Assignment
Among the lines below, list those containing the string "text".

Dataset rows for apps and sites
= Beginning of Section =
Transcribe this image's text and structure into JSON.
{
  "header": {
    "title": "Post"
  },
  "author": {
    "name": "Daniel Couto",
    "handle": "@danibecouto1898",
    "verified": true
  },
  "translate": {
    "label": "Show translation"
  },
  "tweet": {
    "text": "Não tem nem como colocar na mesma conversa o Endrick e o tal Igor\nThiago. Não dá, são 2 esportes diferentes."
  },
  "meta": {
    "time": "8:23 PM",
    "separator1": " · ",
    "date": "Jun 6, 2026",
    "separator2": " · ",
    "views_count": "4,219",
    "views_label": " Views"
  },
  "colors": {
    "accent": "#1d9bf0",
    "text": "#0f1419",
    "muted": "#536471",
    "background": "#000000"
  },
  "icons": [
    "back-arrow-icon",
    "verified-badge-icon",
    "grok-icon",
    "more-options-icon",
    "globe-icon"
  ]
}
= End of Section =
Exercise result
Transcribe this image's text and structure into JSON.
    "text": "Não tem nem como colocar na mesma conversa o Endrick e o tal Igor\nThiago. Não dá, são 2 esportes diferentes."
    "text": "#0f1419",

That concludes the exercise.